Korotev R. L. (2006) New geochemical data for a some poorly characterized lunar meteoritesLunar and Planetary Science XXVII, abstract no. 1404.

Korotev R. L. (2012) Lunar meteorites from OmanMeteoritics & Planetary Science 47, 1365-1402.

Korotev R. L. (2013) Siderophile elements in brecciated lunar meteorites44th Lunar and Planetary Science Conference, abstract no. 1028.

Korotev R. L. (2017) Update (2012–2017) on lunar meteorites from OmanMeteoritics & Planetary Science 52, 1251-1256.

All Korotev data on Omani lunar meteorites.

Korotev R. L., Irving A. J., and Bunch T. E. (2008) Keeping up with the lunar meteorites – 2008Lunar and Planetary Science XXXIX, abstract no. 1209.

Lorenzetti S., Busemann H., and Eugster O. (2005) Regolith history of lunar meteoritesMeteoritics & Planetary Science 40, 315-327.

Macke R. J., Kiefer W. S., Britt D. T., Irving A. J., and Consolmagno G. J. (2011) Densities, porosities and magnetic susceptibilities of meteoritic lunar samples: Early results42nd Lunar and Planetary Science Conference, abstract no. 1986.

Macke R. J., Britt D. T., and Consolmagno G. J. (2011) Density, porosity and magnetic susceptibility of achondritic meteoritesMeteoritics & Planetary Science 46, 311-326.

Nazarov M. A., Badyukov D. D., Lorents K.A., Demidova.

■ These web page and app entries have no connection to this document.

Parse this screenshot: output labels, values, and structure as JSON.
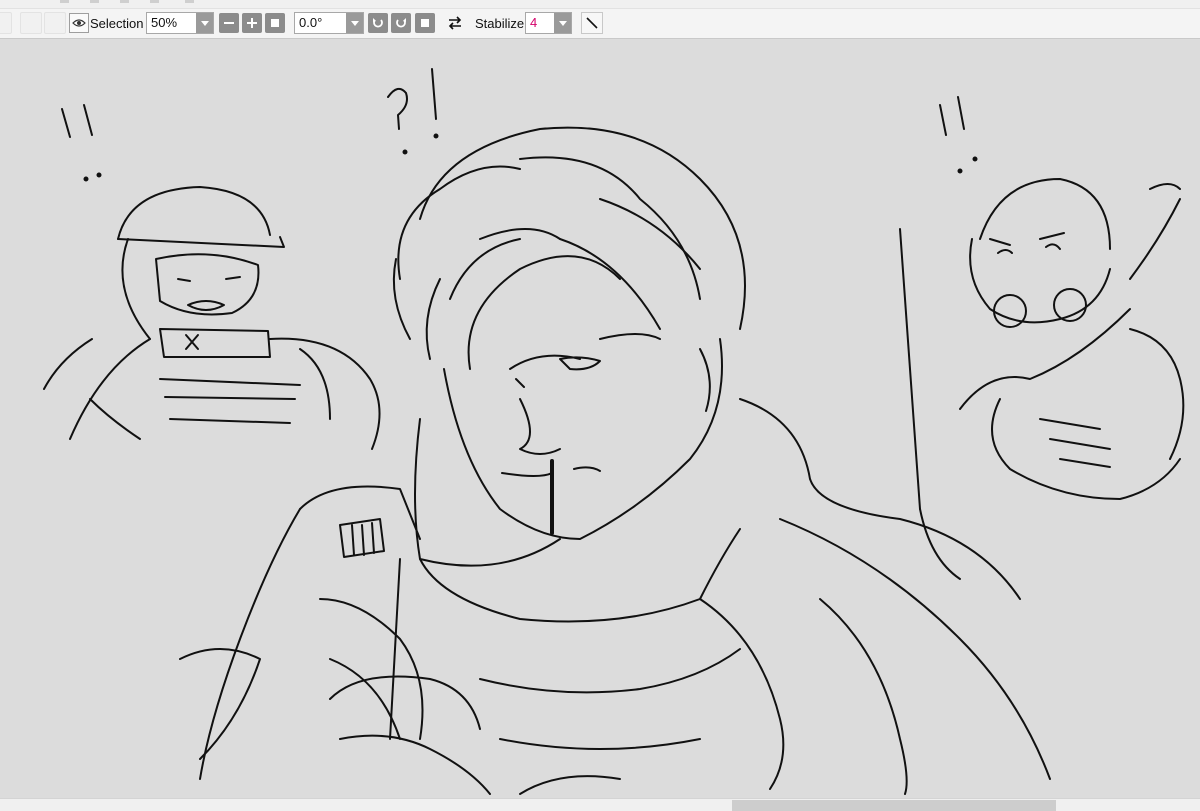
{
  "toolbar": {
    "visibility_icon": "eye-icon",
    "selection_label": "Selection",
    "zoom_value": "50%",
    "zoom_out_icon": "minus-icon",
    "zoom_in_icon": "plus-icon",
    "zoom_reset_icon": "square-icon",
    "rotation_value": "0.0°",
    "rotate_left_icon": "rotate-left-icon",
    "rotate_right_icon": "rotate-right-icon",
    "rotation_reset_icon": "square-icon",
    "flip_icon": "swap-arrows-icon",
    "stabilizer_label": "Stabilizer",
    "stabilizer_value": "4",
    "stabilizer_value_color": "#d4006a",
    "pen_icon": "diagonal-line-icon"
  },
  "canvas": {
    "background_color": "#dcdcdc",
    "artwork_marks": [
      "!!",
      "?!",
      "!!"
    ]
  },
  "scrollbar": {
    "position_fraction": 0.61,
    "visible_fraction": 0.27
  }
}
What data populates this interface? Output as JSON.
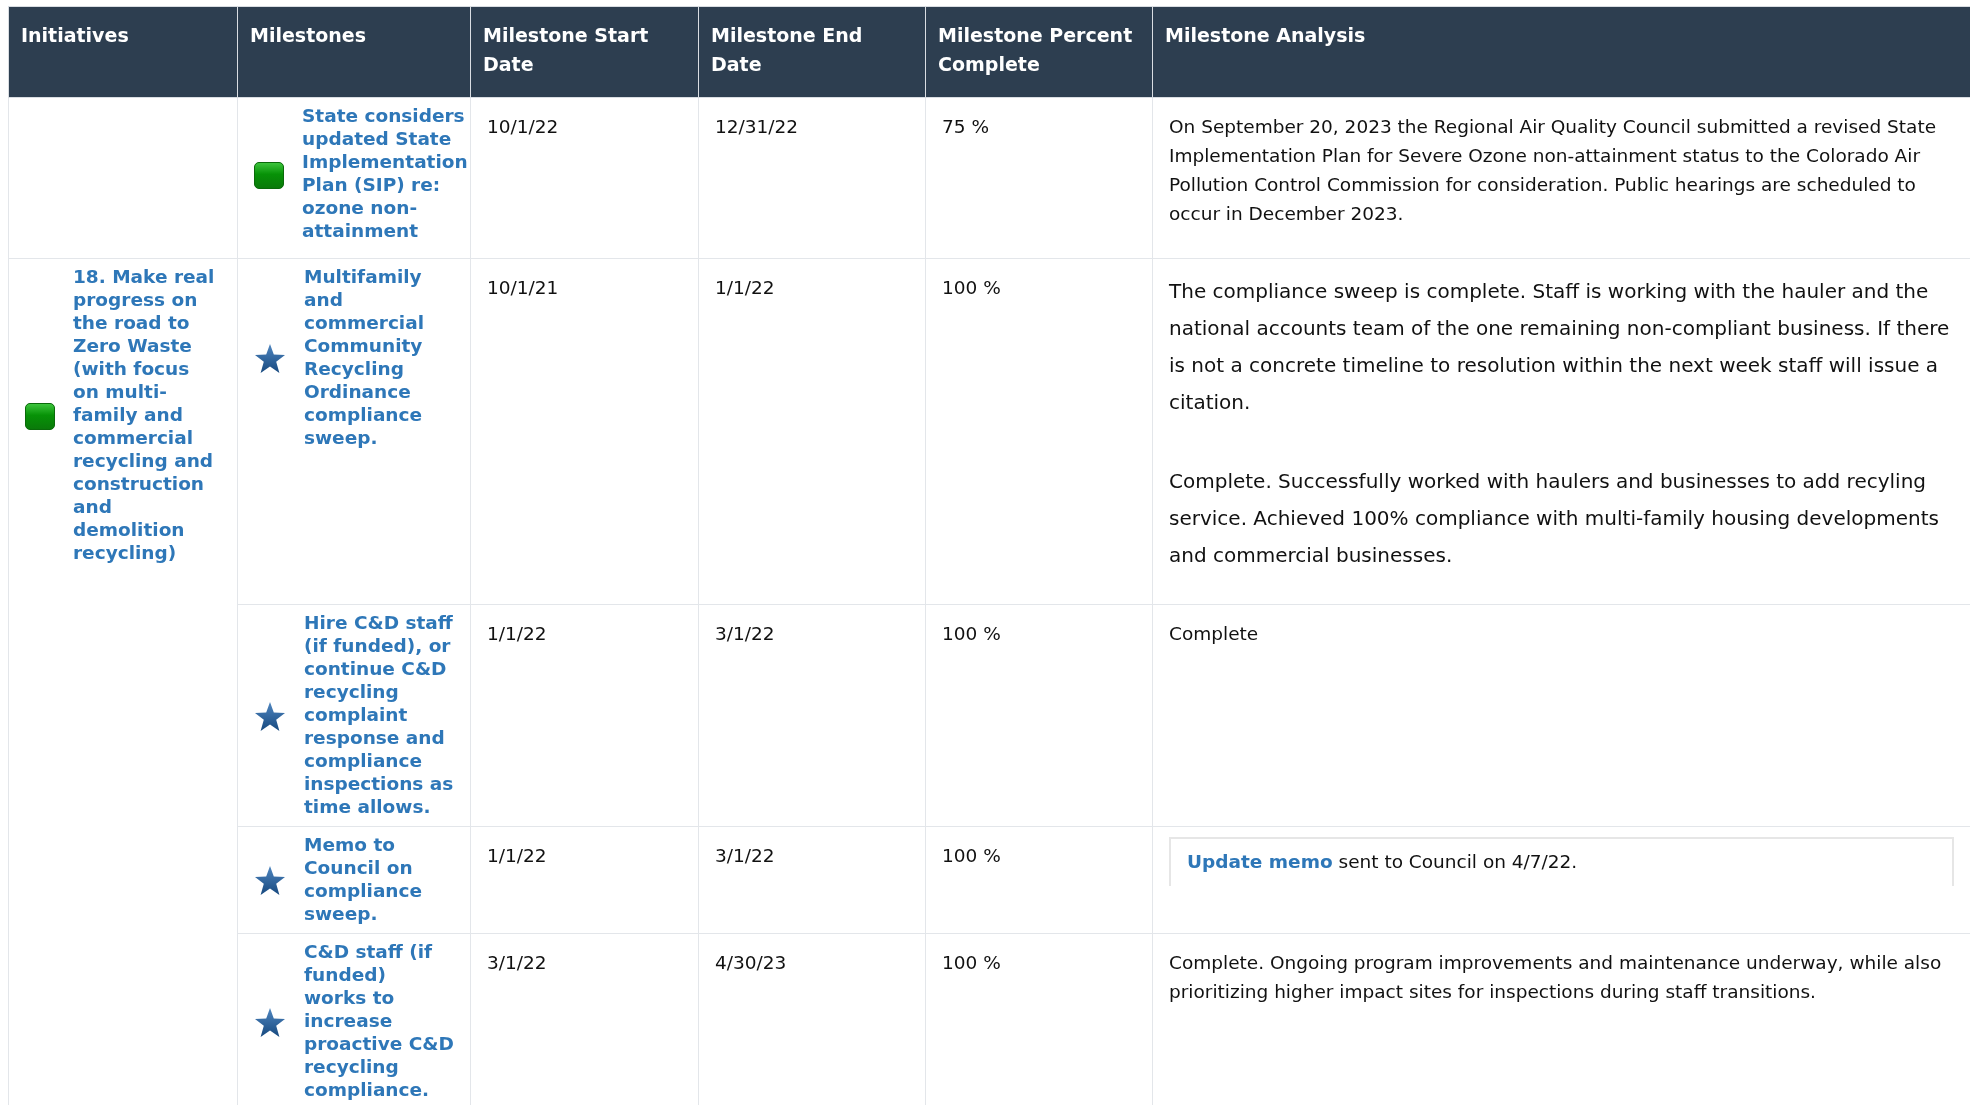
{
  "table": {
    "columns": [
      "Initiatives",
      "Milestones",
      "Milestone Start Date",
      "Milestone End Date",
      "Milestone Percent Complete",
      "Milestone Analysis"
    ],
    "groups": [
      {
        "milestones": [
          {
            "kind": "square",
            "title": "State considers updated State Implementation Plan (SIP) re: ozone non-attainment",
            "start": "10/1/22",
            "end": "12/31/22",
            "percent": "75 %",
            "analysis": [
              {
                "kind": "text",
                "text": "On September 20, 2023 the Regional Air Quality Council submitted a revised State Implementation Plan for Severe Ozone non-attainment status to the Colorado Air Pollution Control Commission for consideration. Public hearings are scheduled to occur in December 2023."
              }
            ]
          }
        ]
      },
      {
        "initiative": {
          "kind": "square",
          "title": "18. Make real progress on the road to Zero Waste (with focus on multi-family and commercial recycling and construction and demolition recycling)"
        },
        "milestones": [
          {
            "kind": "star",
            "title": "Multifamily and commercial Community Recycling Ordinance compliance sweep.",
            "start": "10/1/21",
            "end": "1/1/22",
            "percent": "100 %",
            "analysis": [
              {
                "kind": "large",
                "text": "The compliance sweep is complete. Staff is working with the hauler and the national accounts team of the one remaining non-compliant business. If there is not a concrete timeline to resolution within the next week staff will issue a citation."
              },
              {
                "kind": "large",
                "text": "Complete. Successfully worked with haulers and businesses to add recyling service. Achieved 100% compliance with multi-family housing developments and commercial businesses."
              }
            ]
          },
          {
            "kind": "star",
            "title": "Hire C&D staff (if funded), or continue C&D recycling complaint response and compliance inspections as time allows.",
            "start": "1/1/22",
            "end": "3/1/22",
            "percent": "100 %",
            "analysis": [
              {
                "kind": "text",
                "text": "Complete"
              }
            ]
          },
          {
            "kind": "star",
            "title": "Memo to Council on compliance sweep.",
            "start": "1/1/22",
            "end": "3/1/22",
            "percent": "100 %",
            "analysis": [
              {
                "kind": "boxed",
                "link": "Update memo",
                "text": "sent to Council on 4/7/22."
              }
            ]
          },
          {
            "kind": "star",
            "title": "C&D staff (if funded) works to increase proactive C&D recycling compliance.",
            "start": "3/1/22",
            "end": "4/30/23",
            "percent": "100 %",
            "analysis": [
              {
                "kind": "text",
                "text": "Complete. Ongoing program improvements and maintenance underway, while also prioritizing higher impact sites for inspections during staff transitions."
              }
            ]
          }
        ]
      }
    ]
  }
}
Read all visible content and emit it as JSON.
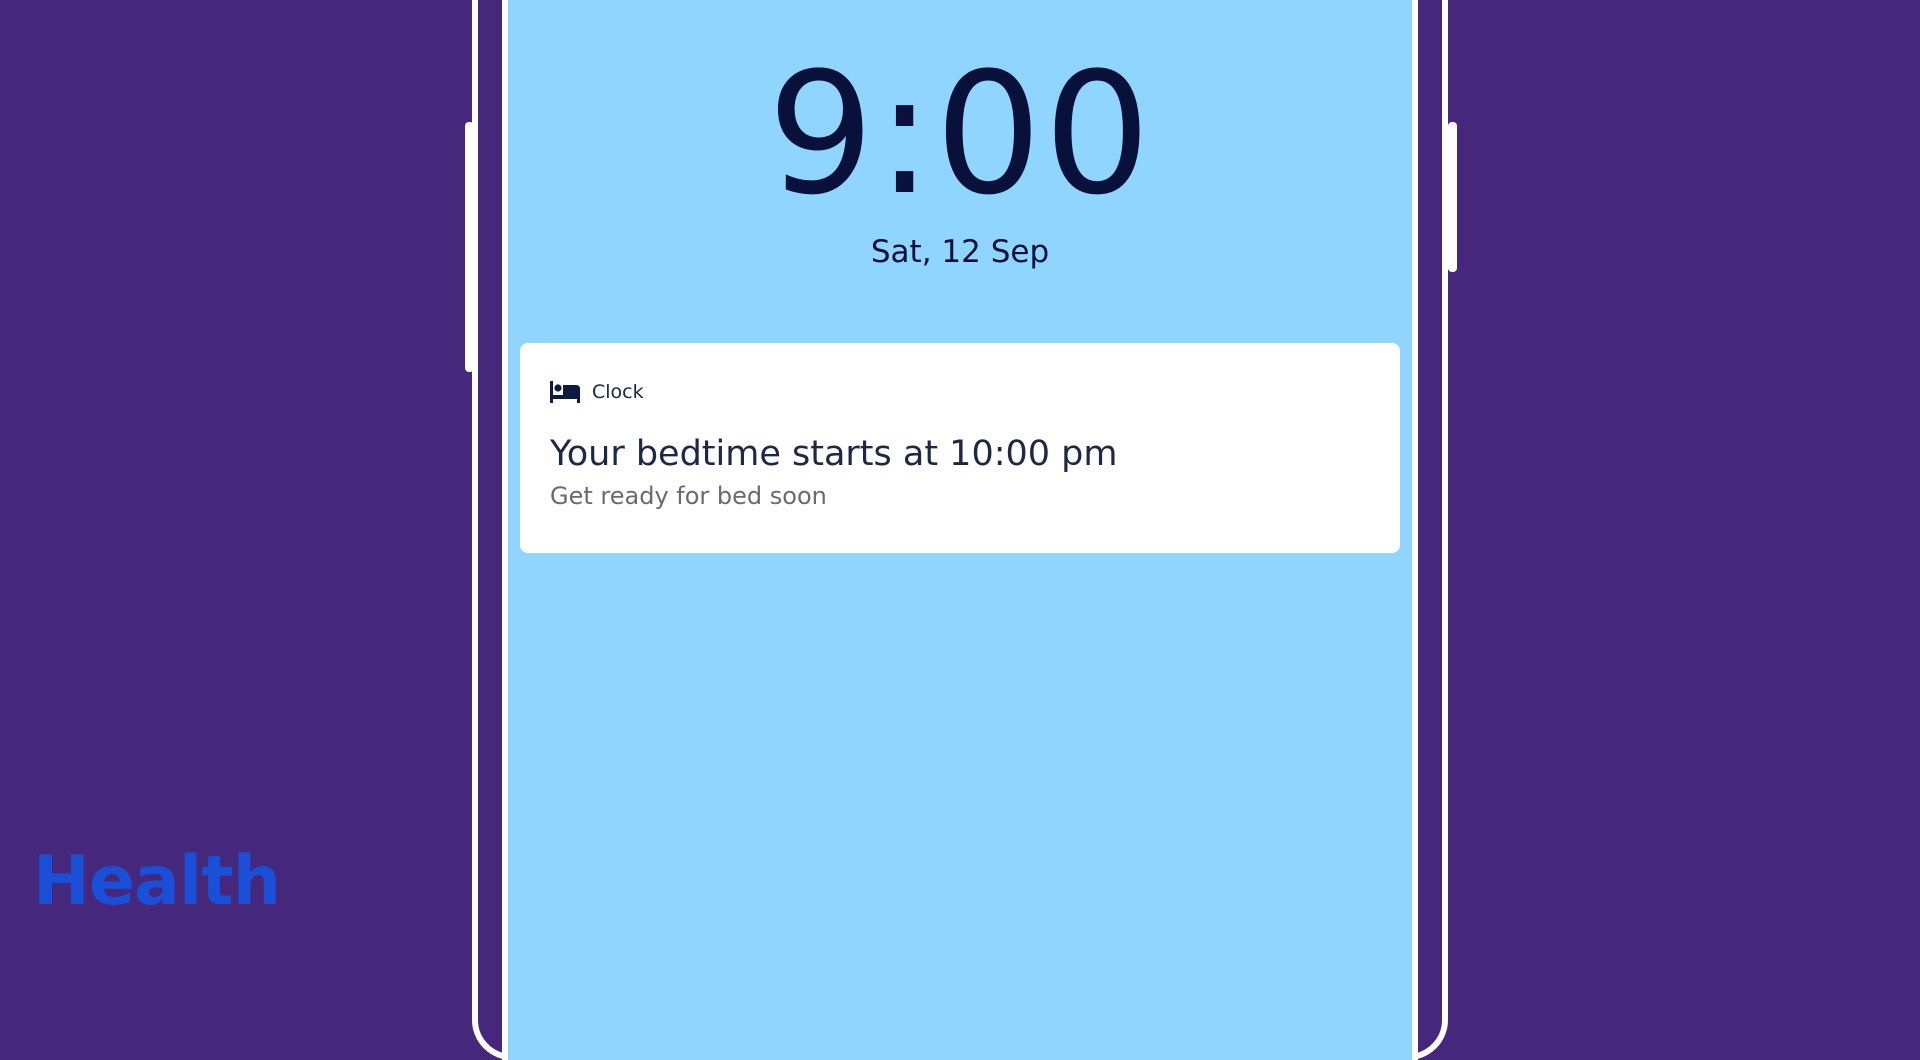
{
  "lockscreen": {
    "time": "9:00",
    "date": "Sat, 12 Sep"
  },
  "notification": {
    "app_name": "Clock",
    "app_icon": "bed-icon",
    "title": "Your bedtime starts at 10:00 pm",
    "text": "Get ready for bed soon"
  },
  "brand": {
    "name": "Health"
  },
  "colors": {
    "background": "#45287c",
    "screen": "#8fd5fe",
    "brand": "#1a4fd8",
    "text_dark": "#07113a"
  }
}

S. I. (2004) The flux of lunar meteorites onto the EarthSolar System Research 38, 49-58.

Nazarov M. A., Demidova S. I., Ntaflos Th., and Brandstaetter F. (2014) Origin of native silicon and Fe-silicides in lunar rocks. 45th Lunar and Planetary Science Conference, abstract no. 1090.

Nishiizumi K. (2003) Exposure histories of lunar meteorites. Evolution of Solar System Materials: A New Perspective from Antarctic Meteorites, 104.

Nishiizumi K. and Caffee M. W. (2006) Constraining the number of lunar and martian meteorite falls. 69th Annual Meeting of the Meteoritical Society, abstract no. 5368.

Nishiizumi K., Hillegonds D. J., McHargue L. R., and Jull A. J. T. (2004) Exposure and terrestrial histories of new lunar and martian meteorites, In Lunar and Planetary Science XXXV, abstract no. 1130.

Rochette P., Gattacceca J., Ivanov A. V., Nazarov M. A., and Bezaeva N. S. (2010) Magnetic properties of lunar materials: Meteorites, Luna and Apollo returned samplesEarth and Planetary Science Letters 292, 383-391.

Russell S. S., Joy K. H., Jeffries T. E., Consolmagno G. J., and Kearsley A. (2014) Heterogeneity in lunar anorthosite meteorites: implications for the lunar magma ocean modelPhilosophical Transactions of the Royal Society A 372: 20130241. http://dx.doi.org/10.1098/rsta.2013.0241

Shukolyukov Y. A., Nazarov M. A., Pätsch M., and Schultz L. (2001) Noble gases in three lunar meteorites from OmanLunar and Planetary Science XXXII, abstract no. 1502.

Shukolyukov Y. A., Nazarov M. A., and Ott U. (2004) Noble gases in new lunar meteorites from Oman: Irradiation history, trapped gases, and cosmic-ray exposure and K-Ar ages. Geochemistry International 42, 1001-1017.

Warren P. H., Taylor L. A., Kallemeyn G., Cohen B. A., Nazarov M. A. (2001) Bulk-compositional study of three lunar meteorites: Enigmatic siderophile element results for Dhofar 026Lunar and Planetary Science XXXII, abstract no. 2197.

Warren P. H., Ulff-Møller F., and Kallemeyn G. W. (2005) “New” lunar meteorites: Impact melt and regolith breccias and large-scale heterogeneities of the upper lunar crustMeteoritics & Planetary Science 40, 989-1014.

Lunar Meteorites | List of Lunar meteorites